== Assignment ==
Would you print all of the entries exactly, please, but without their pictures?

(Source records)
--- START ---

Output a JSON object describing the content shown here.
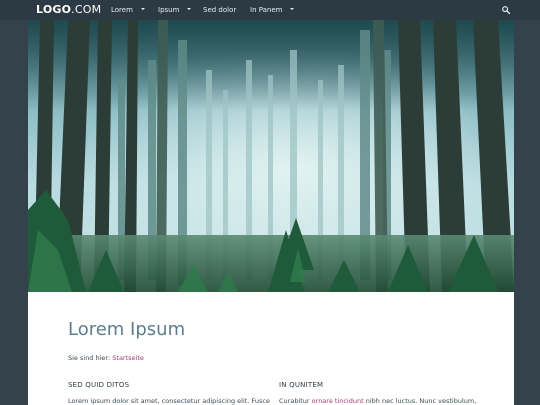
{
  "header": {
    "logo_main": "LOGO",
    "logo_suffix": ".COM",
    "nav": [
      {
        "label": "Lorem",
        "has_dropdown": true
      },
      {
        "label": "Ipsum",
        "has_dropdown": true
      },
      {
        "label": "Sed dolor",
        "has_dropdown": false
      },
      {
        "label": "In Panem",
        "has_dropdown": true
      }
    ],
    "search_icon": "search-icon"
  },
  "hero": {
    "image": "forest-scene"
  },
  "content": {
    "title": "Lorem Ipsum",
    "breadcrumb_prefix": "Sie sind hier:",
    "breadcrumb_link": "Startseite",
    "columns": [
      {
        "title": "SED QUID DITOS",
        "text": "Lorem ipsum dolor sit amet, consectetur adipiscing elit. Fusce"
      },
      {
        "title": "IN QUNITEM",
        "text_before": "Curabitur ",
        "text_link": "ornare tincidunt",
        "text_after": " nibh nec luctus. Nunc vestibulum,"
      }
    ]
  },
  "colors": {
    "background": "#34424c",
    "topbar": "#2c3a44",
    "title": "#5c7d8c",
    "link": "#a23a6e"
  }
}
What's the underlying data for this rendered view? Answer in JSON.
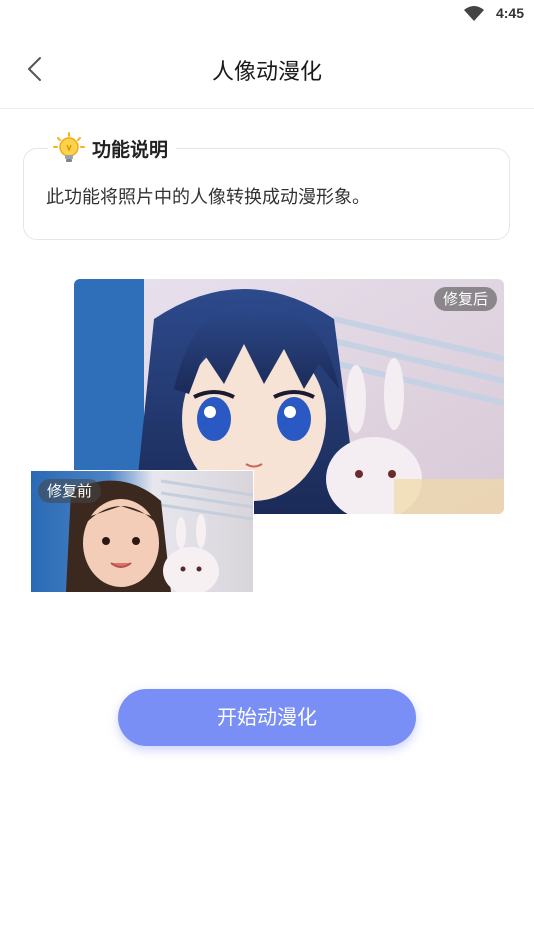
{
  "status_bar": {
    "time": "4:45",
    "wifi_icon": "wifi-icon"
  },
  "header": {
    "title": "人像动漫化",
    "back_icon": "chevron-left-icon"
  },
  "info_card": {
    "icon": "lightbulb-icon",
    "title": "功能说明",
    "description": "此功能将照片中的人像转换成动漫形象。"
  },
  "preview": {
    "after_label": "修复后",
    "before_label": "修复前"
  },
  "actions": {
    "start_label": "开始动漫化"
  },
  "colors": {
    "accent": "#7a8ff5",
    "badge_bg": "#464646"
  }
}
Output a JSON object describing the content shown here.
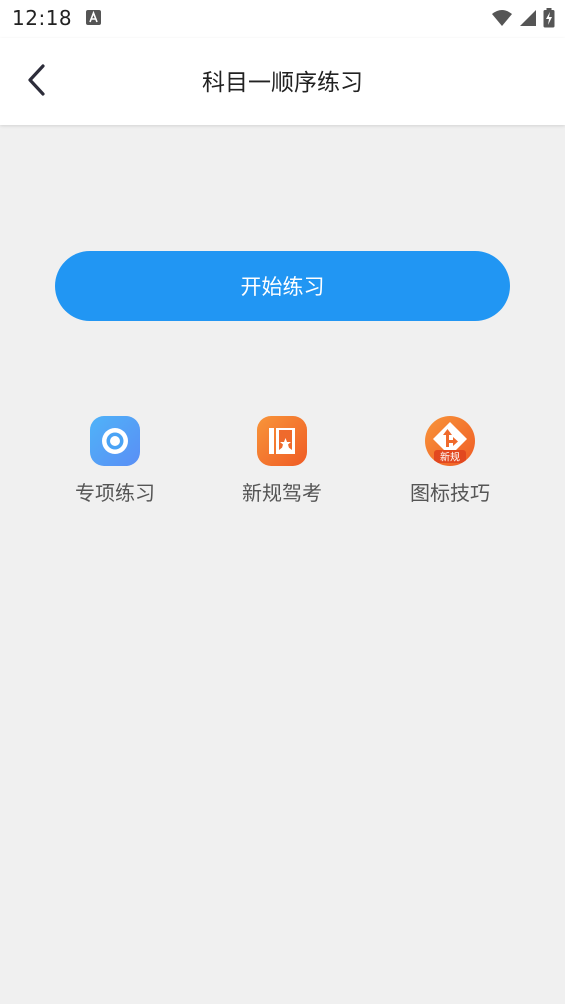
{
  "status_bar": {
    "time": "12:18",
    "icons": [
      "notification-a-icon",
      "wifi-icon",
      "signal-icon",
      "battery-charging-icon"
    ]
  },
  "header": {
    "back_icon": "chevron-left-icon",
    "title": "科目一顺序练习"
  },
  "main": {
    "start_button_label": "开始练习",
    "entries": [
      {
        "label": "专项练习",
        "icon": "target-icon",
        "color": "#4aa3f5"
      },
      {
        "label": "新规驾考",
        "icon": "new-rules-book-icon",
        "color": "#f36f2a"
      },
      {
        "label": "图标技巧",
        "icon": "sign-tips-icon",
        "color": "#f36f2a",
        "badge_text": "新规"
      }
    ]
  },
  "colors": {
    "accent": "#2196f3",
    "background": "#f0f0f0",
    "orange": "#f36f2a"
  }
}
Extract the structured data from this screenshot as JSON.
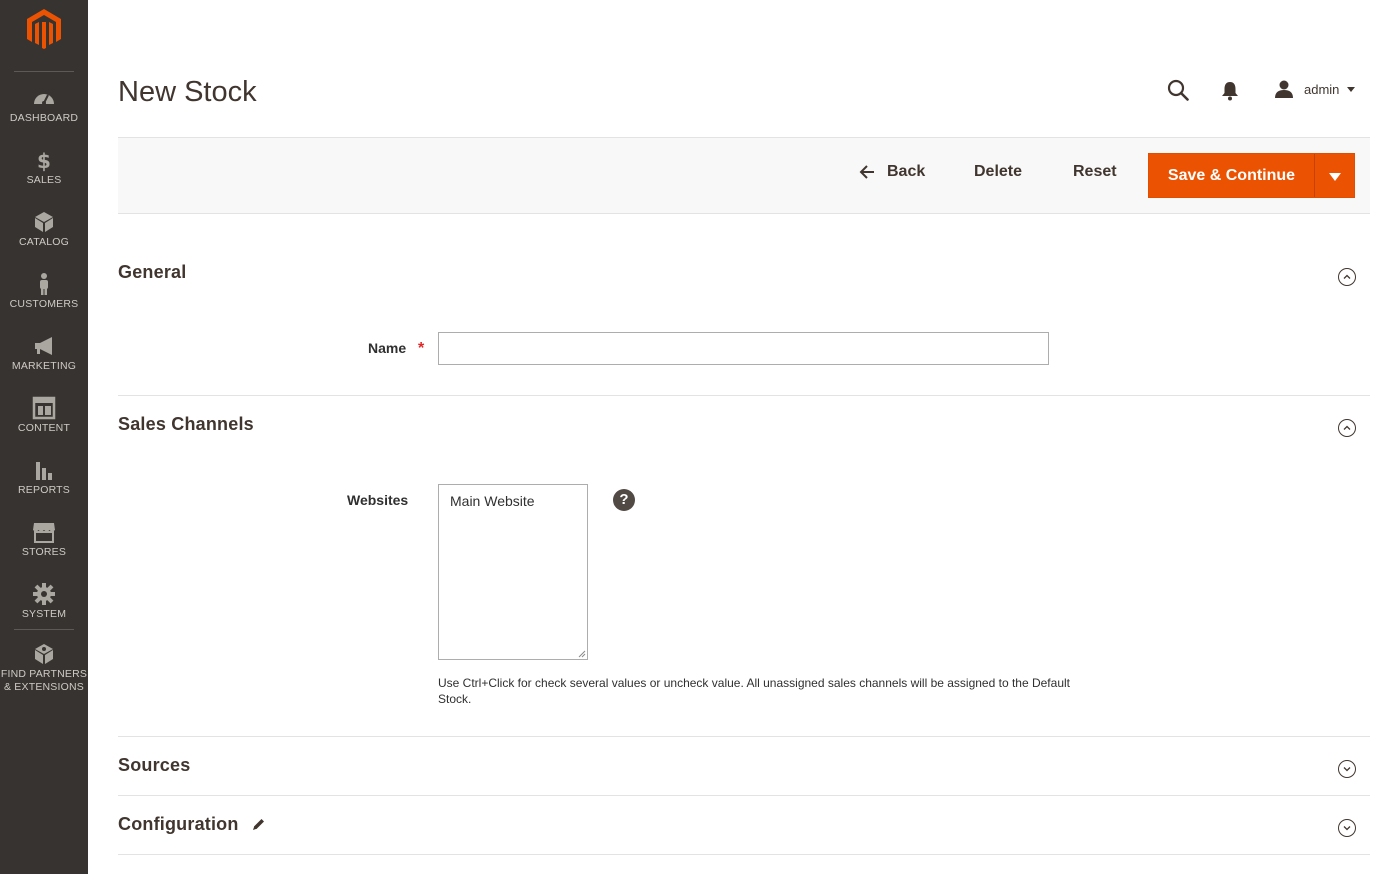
{
  "sidebar": {
    "items": [
      {
        "label": "DASHBOARD",
        "icon": "dashboard-icon"
      },
      {
        "label": "SALES",
        "icon": "dollar-icon"
      },
      {
        "label": "CATALOG",
        "icon": "box-icon"
      },
      {
        "label": "CUSTOMERS",
        "icon": "person-icon"
      },
      {
        "label": "MARKETING",
        "icon": "megaphone-icon"
      },
      {
        "label": "CONTENT",
        "icon": "layout-icon"
      },
      {
        "label": "REPORTS",
        "icon": "bar-chart-icon"
      },
      {
        "label": "STORES",
        "icon": "storefront-icon"
      },
      {
        "label": "SYSTEM",
        "icon": "gear-icon"
      },
      {
        "label_line1": "FIND PARTNERS",
        "label_line2": "& EXTENSIONS",
        "icon": "extensions-icon"
      }
    ]
  },
  "header": {
    "title": "New Stock",
    "user": "admin"
  },
  "actions": {
    "back": "Back",
    "delete": "Delete",
    "reset": "Reset",
    "save": "Save & Continue"
  },
  "sections": {
    "general": {
      "title": "General",
      "name_label": "Name",
      "name_value": ""
    },
    "sales_channels": {
      "title": "Sales Channels",
      "websites_label": "Websites",
      "websites_options": [
        "Main Website"
      ],
      "note": "Use Ctrl+Click for check several values or uncheck value. All unassigned sales channels will be assigned to the Default Stock."
    },
    "sources": {
      "title": "Sources"
    },
    "configuration": {
      "title": "Configuration"
    }
  },
  "colors": {
    "sidebar_bg": "#373330",
    "accent": "#eb5202"
  }
}
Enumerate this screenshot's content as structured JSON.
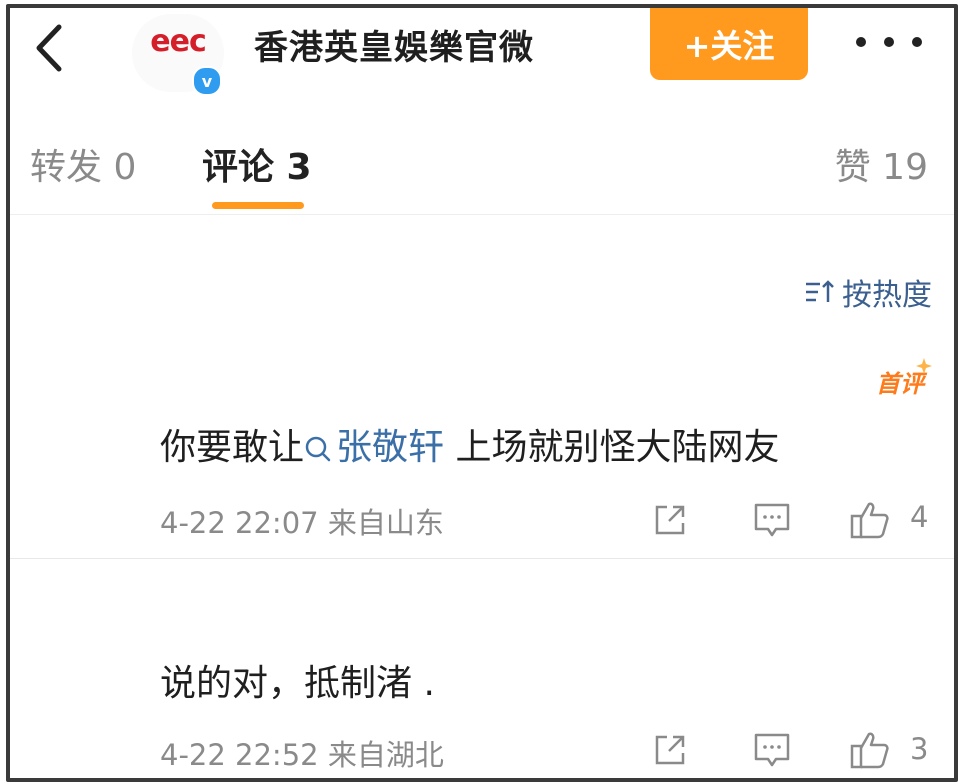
{
  "header": {
    "logo_text": "eec",
    "verified_mark": "v",
    "account_name": "香港英皇娛樂官微",
    "follow_label": "+关注",
    "back_icon": "chevron-left-icon",
    "more_icon": "more-dots-icon"
  },
  "tabs": {
    "repost": "转发 0",
    "comments": "评论 3",
    "likes": "赞 19"
  },
  "sort": {
    "label": "按热度",
    "icon": "sort-icon"
  },
  "comments": [
    {
      "badge": "首评",
      "text_before": "你要敢让",
      "mention": "张敬轩",
      "text_after": " 上场就别怪大陆网友",
      "meta": "4-22 22:07  来自山东",
      "likes": "4"
    },
    {
      "text": "说的对，抵制渚   .",
      "meta": "4-22 22:52  来自湖北",
      "likes": "3"
    }
  ],
  "colors": {
    "accent": "#ff9a1f",
    "link": "#3b6fa8",
    "verified": "#2f9cf0",
    "brand_red": "#d41f2a"
  }
}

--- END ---

== Answer space ==
Output a JSON object describing the content shown here.
{
  "header": {
    "logo_main": "LOGO",
    "logo_suffix": ".COM",
    "nav": [
      {
        "label": "Lorem",
        "has_dropdown": true
      },
      {
        "label": "Ipsum",
        "has_dropdown": true
      },
      {
        "label": "Sed dolor",
        "has_dropdown": false
      },
      {
        "label": "In Panem",
        "has_dropdown": true
      }
    ],
    "search_icon": "search-icon"
  },
  "hero": {
    "image": "forest-scene"
  },
  "content": {
    "title": "Lorem Ipsum",
    "breadcrumb_prefix": "Sie sind hier:",
    "breadcrumb_link": "Startseite",
    "columns": [
      {
        "title": "SED QUID DITOS",
        "text": "Lorem ipsum dolor sit amet, consectetur adipiscing elit. Fusce"
      },
      {
        "title": "IN QUNITEM",
        "text_before": "Curabitur ",
        "text_link": "ornare tincidunt",
        "text_after": " nibh nec luctus. Nunc vestibulum,"
      }
    ]
  },
  "colors": {
    "background": "#34424c",
    "topbar": "#2c3a44",
    "title": "#5c7d8c",
    "link": "#a23a6e"
  }
}
What's the underlying data for this rendered view? Answer in JSON.
{
  "status_bar": {
    "time": "4:45",
    "wifi_icon": "wifi-icon"
  },
  "header": {
    "title": "人像动漫化",
    "back_icon": "chevron-left-icon"
  },
  "info_card": {
    "icon": "lightbulb-icon",
    "title": "功能说明",
    "description": "此功能将照片中的人像转换成动漫形象。"
  },
  "preview": {
    "after_label": "修复后",
    "before_label": "修复前"
  },
  "actions": {
    "start_label": "开始动漫化"
  },
  "colors": {
    "accent": "#7a8ff5",
    "badge_bg": "#464646"
  }
}
Output a JSON object describing the content shown here.
{
  "status_bar": {
    "time": "12:18",
    "icons": [
      "notification-a-icon",
      "wifi-icon",
      "signal-icon",
      "battery-charging-icon"
    ]
  },
  "header": {
    "back_icon": "chevron-left-icon",
    "title": "科目一顺序练习"
  },
  "main": {
    "start_button_label": "开始练习",
    "entries": [
      {
        "label": "专项练习",
        "icon": "target-icon",
        "color": "#4aa3f5"
      },
      {
        "label": "新规驾考",
        "icon": "new-rules-book-icon",
        "color": "#f36f2a"
      },
      {
        "label": "图标技巧",
        "icon": "sign-tips-icon",
        "color": "#f36f2a",
        "badge_text": "新规"
      }
    ]
  },
  "colors": {
    "accent": "#2196f3",
    "background": "#f0f0f0",
    "orange": "#f36f2a"
  }
}
Extract the structured data from this screenshot as JSON.
{
  "sidebar": {
    "items": [
      {
        "label": "DASHBOARD",
        "icon": "dashboard-icon"
      },
      {
        "label": "SALES",
        "icon": "dollar-icon"
      },
      {
        "label": "CATALOG",
        "icon": "box-icon"
      },
      {
        "label": "CUSTOMERS",
        "icon": "person-icon"
      },
      {
        "label": "MARKETING",
        "icon": "megaphone-icon"
      },
      {
        "label": "CONTENT",
        "icon": "layout-icon"
      },
      {
        "label": "REPORTS",
        "icon": "bar-chart-icon"
      },
      {
        "label": "STORES",
        "icon": "storefront-icon"
      },
      {
        "label": "SYSTEM",
        "icon": "gear-icon"
      },
      {
        "label_line1": "FIND PARTNERS",
        "label_line2": "& EXTENSIONS",
        "icon": "extensions-icon"
      }
    ]
  },
  "header": {
    "title": "New Stock",
    "user": "admin"
  },
  "actions": {
    "back": "Back",
    "delete": "Delete",
    "reset": "Reset",
    "save": "Save & Continue"
  },
  "sections": {
    "general": {
      "title": "General",
      "name_label": "Name",
      "name_value": ""
    },
    "sales_channels": {
      "title": "Sales Channels",
      "websites_label": "Websites",
      "websites_options": [
        "Main Website"
      ],
      "note": "Use Ctrl+Click for check several values or uncheck value. All unassigned sales channels will be assigned to the Default Stock."
    },
    "sources": {
      "title": "Sources"
    },
    "configuration": {
      "title": "Configuration"
    }
  },
  "colors": {
    "sidebar_bg": "#373330",
    "accent": "#eb5202"
  }
}
Enumerate this screenshot's content as structured JSON.
{
  "header": {
    "logo_text": "eec",
    "verified_mark": "v",
    "account_name": "香港英皇娛樂官微",
    "follow_label": "+关注",
    "back_icon": "chevron-left-icon",
    "more_icon": "more-dots-icon"
  },
  "tabs": {
    "repost": "转发 0",
    "comments": "评论 3",
    "likes": "赞 19"
  },
  "sort": {
    "label": "按热度",
    "icon": "sort-icon"
  },
  "comments": [
    {
      "badge": "首评",
      "text_before": "你要敢让",
      "mention": "张敬轩",
      "text_after": " 上场就别怪大陆网友",
      "meta": "4-22 22:07  来自山东",
      "likes": "4"
    },
    {
      "text": "说的对，抵制渚   .",
      "meta": "4-22 22:52  来自湖北",
      "likes": "3"
    }
  ],
  "colors": {
    "accent": "#ff9a1f",
    "link": "#3b6fa8",
    "verified": "#2f9cf0",
    "brand_red": "#d41f2a"
  }
}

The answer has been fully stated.